SUPPLIED DATA below:
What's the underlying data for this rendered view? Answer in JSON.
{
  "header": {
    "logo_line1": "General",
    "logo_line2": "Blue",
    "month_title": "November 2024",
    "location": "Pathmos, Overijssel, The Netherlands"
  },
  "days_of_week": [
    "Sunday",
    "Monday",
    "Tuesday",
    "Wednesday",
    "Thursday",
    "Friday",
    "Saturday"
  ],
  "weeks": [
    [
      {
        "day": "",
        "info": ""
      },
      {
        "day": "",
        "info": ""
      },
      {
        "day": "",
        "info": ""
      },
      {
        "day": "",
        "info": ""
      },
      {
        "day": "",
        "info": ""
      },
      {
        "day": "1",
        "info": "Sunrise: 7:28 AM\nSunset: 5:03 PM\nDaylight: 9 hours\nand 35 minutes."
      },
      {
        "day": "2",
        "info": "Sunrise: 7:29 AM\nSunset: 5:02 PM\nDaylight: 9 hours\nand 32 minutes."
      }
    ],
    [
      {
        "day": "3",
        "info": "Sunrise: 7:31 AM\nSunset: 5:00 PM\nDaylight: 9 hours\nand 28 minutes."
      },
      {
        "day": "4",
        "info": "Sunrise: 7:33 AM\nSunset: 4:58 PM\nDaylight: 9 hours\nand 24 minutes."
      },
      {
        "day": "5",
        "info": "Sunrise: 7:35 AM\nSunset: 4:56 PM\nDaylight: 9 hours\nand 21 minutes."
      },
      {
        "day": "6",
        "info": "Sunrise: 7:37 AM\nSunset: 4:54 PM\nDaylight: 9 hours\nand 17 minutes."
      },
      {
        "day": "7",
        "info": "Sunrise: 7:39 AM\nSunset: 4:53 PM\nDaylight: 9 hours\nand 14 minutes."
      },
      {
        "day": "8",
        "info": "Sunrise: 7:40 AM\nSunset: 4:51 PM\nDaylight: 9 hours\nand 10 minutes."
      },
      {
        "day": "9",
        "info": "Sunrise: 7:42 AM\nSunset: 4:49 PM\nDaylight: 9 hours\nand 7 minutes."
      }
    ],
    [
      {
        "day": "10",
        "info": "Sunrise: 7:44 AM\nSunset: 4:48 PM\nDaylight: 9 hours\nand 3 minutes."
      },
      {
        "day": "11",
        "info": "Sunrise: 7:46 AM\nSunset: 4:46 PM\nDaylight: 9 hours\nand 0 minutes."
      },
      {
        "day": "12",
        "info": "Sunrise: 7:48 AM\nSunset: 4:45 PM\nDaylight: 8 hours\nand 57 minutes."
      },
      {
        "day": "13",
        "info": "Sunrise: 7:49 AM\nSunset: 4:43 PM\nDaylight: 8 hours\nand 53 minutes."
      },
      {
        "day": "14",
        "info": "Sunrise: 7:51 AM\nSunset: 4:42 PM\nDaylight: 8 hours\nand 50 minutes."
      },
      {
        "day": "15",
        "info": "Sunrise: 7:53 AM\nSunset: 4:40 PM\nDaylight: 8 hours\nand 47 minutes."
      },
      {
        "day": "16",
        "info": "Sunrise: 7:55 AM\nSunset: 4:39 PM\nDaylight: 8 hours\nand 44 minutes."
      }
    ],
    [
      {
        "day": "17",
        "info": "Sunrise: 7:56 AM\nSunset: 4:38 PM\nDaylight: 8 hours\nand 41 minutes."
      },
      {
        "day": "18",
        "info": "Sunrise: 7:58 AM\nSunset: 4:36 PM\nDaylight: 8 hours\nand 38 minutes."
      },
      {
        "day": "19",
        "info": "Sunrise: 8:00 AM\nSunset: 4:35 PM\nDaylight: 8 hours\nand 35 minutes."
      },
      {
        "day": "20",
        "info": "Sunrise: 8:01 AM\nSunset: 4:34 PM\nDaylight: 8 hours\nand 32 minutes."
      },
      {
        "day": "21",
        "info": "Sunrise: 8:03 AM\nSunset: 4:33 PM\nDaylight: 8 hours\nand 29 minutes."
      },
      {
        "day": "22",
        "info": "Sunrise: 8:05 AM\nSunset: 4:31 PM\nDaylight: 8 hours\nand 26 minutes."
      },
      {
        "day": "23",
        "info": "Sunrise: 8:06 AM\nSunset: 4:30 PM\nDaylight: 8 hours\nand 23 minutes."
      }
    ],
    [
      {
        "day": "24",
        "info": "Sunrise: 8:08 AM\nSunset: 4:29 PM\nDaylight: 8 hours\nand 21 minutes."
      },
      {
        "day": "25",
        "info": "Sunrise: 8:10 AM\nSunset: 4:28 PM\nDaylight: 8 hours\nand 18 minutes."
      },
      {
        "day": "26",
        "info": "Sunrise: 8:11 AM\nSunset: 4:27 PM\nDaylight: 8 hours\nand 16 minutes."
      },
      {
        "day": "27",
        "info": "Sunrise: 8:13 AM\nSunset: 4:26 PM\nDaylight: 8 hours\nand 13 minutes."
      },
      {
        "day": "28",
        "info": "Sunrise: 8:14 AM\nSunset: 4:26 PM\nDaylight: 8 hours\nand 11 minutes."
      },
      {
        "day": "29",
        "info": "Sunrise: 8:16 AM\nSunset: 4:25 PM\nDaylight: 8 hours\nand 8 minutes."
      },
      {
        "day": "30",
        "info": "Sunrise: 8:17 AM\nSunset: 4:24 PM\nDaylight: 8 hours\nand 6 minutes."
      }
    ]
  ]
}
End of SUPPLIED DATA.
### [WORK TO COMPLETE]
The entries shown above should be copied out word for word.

### [WRITTEN RESPONSE]
What's the underlying data for this rendered view? Answer in JSON.
{
  "header": {
    "logo_line1": "General",
    "logo_line2": "Blue",
    "month_title": "November 2024",
    "location": "Pathmos, Overijssel, The Netherlands"
  },
  "days_of_week": [
    "Sunday",
    "Monday",
    "Tuesday",
    "Wednesday",
    "Thursday",
    "Friday",
    "Saturday"
  ],
  "weeks": [
    [
      {
        "day": "",
        "info": ""
      },
      {
        "day": "",
        "info": ""
      },
      {
        "day": "",
        "info": ""
      },
      {
        "day": "",
        "info": ""
      },
      {
        "day": "",
        "info": ""
      },
      {
        "day": "1",
        "info": "Sunrise: 7:28 AM\nSunset: 5:03 PM\nDaylight: 9 hours\nand 35 minutes."
      },
      {
        "day": "2",
        "info": "Sunrise: 7:29 AM\nSunset: 5:02 PM\nDaylight: 9 hours\nand 32 minutes."
      }
    ],
    [
      {
        "day": "3",
        "info": "Sunrise: 7:31 AM\nSunset: 5:00 PM\nDaylight: 9 hours\nand 28 minutes."
      },
      {
        "day": "4",
        "info": "Sunrise: 7:33 AM\nSunset: 4:58 PM\nDaylight: 9 hours\nand 24 minutes."
      },
      {
        "day": "5",
        "info": "Sunrise: 7:35 AM\nSunset: 4:56 PM\nDaylight: 9 hours\nand 21 minutes."
      },
      {
        "day": "6",
        "info": "Sunrise: 7:37 AM\nSunset: 4:54 PM\nDaylight: 9 hours\nand 17 minutes."
      },
      {
        "day": "7",
        "info": "Sunrise: 7:39 AM\nSunset: 4:53 PM\nDaylight: 9 hours\nand 14 minutes."
      },
      {
        "day": "8",
        "info": "Sunrise: 7:40 AM\nSunset: 4:51 PM\nDaylight: 9 hours\nand 10 minutes."
      },
      {
        "day": "9",
        "info": "Sunrise: 7:42 AM\nSunset: 4:49 PM\nDaylight: 9 hours\nand 7 minutes."
      }
    ],
    [
      {
        "day": "10",
        "info": "Sunrise: 7:44 AM\nSunset: 4:48 PM\nDaylight: 9 hours\nand 3 minutes."
      },
      {
        "day": "11",
        "info": "Sunrise: 7:46 AM\nSunset: 4:46 PM\nDaylight: 9 hours\nand 0 minutes."
      },
      {
        "day": "12",
        "info": "Sunrise: 7:48 AM\nSunset: 4:45 PM\nDaylight: 8 hours\nand 57 minutes."
      },
      {
        "day": "13",
        "info": "Sunrise: 7:49 AM\nSunset: 4:43 PM\nDaylight: 8 hours\nand 53 minutes."
      },
      {
        "day": "14",
        "info": "Sunrise: 7:51 AM\nSunset: 4:42 PM\nDaylight: 8 hours\nand 50 minutes."
      },
      {
        "day": "15",
        "info": "Sunrise: 7:53 AM\nSunset: 4:40 PM\nDaylight: 8 hours\nand 47 minutes."
      },
      {
        "day": "16",
        "info": "Sunrise: 7:55 AM\nSunset: 4:39 PM\nDaylight: 8 hours\nand 44 minutes."
      }
    ],
    [
      {
        "day": "17",
        "info": "Sunrise: 7:56 AM\nSunset: 4:38 PM\nDaylight: 8 hours\nand 41 minutes."
      },
      {
        "day": "18",
        "info": "Sunrise: 7:58 AM\nSunset: 4:36 PM\nDaylight: 8 hours\nand 38 minutes."
      },
      {
        "day": "19",
        "info": "Sunrise: 8:00 AM\nSunset: 4:35 PM\nDaylight: 8 hours\nand 35 minutes."
      },
      {
        "day": "20",
        "info": "Sunrise: 8:01 AM\nSunset: 4:34 PM\nDaylight: 8 hours\nand 32 minutes."
      },
      {
        "day": "21",
        "info": "Sunrise: 8:03 AM\nSunset: 4:33 PM\nDaylight: 8 hours\nand 29 minutes."
      },
      {
        "day": "22",
        "info": "Sunrise: 8:05 AM\nSunset: 4:31 PM\nDaylight: 8 hours\nand 26 minutes."
      },
      {
        "day": "23",
        "info": "Sunrise: 8:06 AM\nSunset: 4:30 PM\nDaylight: 8 hours\nand 23 minutes."
      }
    ],
    [
      {
        "day": "24",
        "info": "Sunrise: 8:08 AM\nSunset: 4:29 PM\nDaylight: 8 hours\nand 21 minutes."
      },
      {
        "day": "25",
        "info": "Sunrise: 8:10 AM\nSunset: 4:28 PM\nDaylight: 8 hours\nand 18 minutes."
      },
      {
        "day": "26",
        "info": "Sunrise: 8:11 AM\nSunset: 4:27 PM\nDaylight: 8 hours\nand 16 minutes."
      },
      {
        "day": "27",
        "info": "Sunrise: 8:13 AM\nSunset: 4:26 PM\nDaylight: 8 hours\nand 13 minutes."
      },
      {
        "day": "28",
        "info": "Sunrise: 8:14 AM\nSunset: 4:26 PM\nDaylight: 8 hours\nand 11 minutes."
      },
      {
        "day": "29",
        "info": "Sunrise: 8:16 AM\nSunset: 4:25 PM\nDaylight: 8 hours\nand 8 minutes."
      },
      {
        "day": "30",
        "info": "Sunrise: 8:17 AM\nSunset: 4:24 PM\nDaylight: 8 hours\nand 6 minutes."
      }
    ]
  ]
}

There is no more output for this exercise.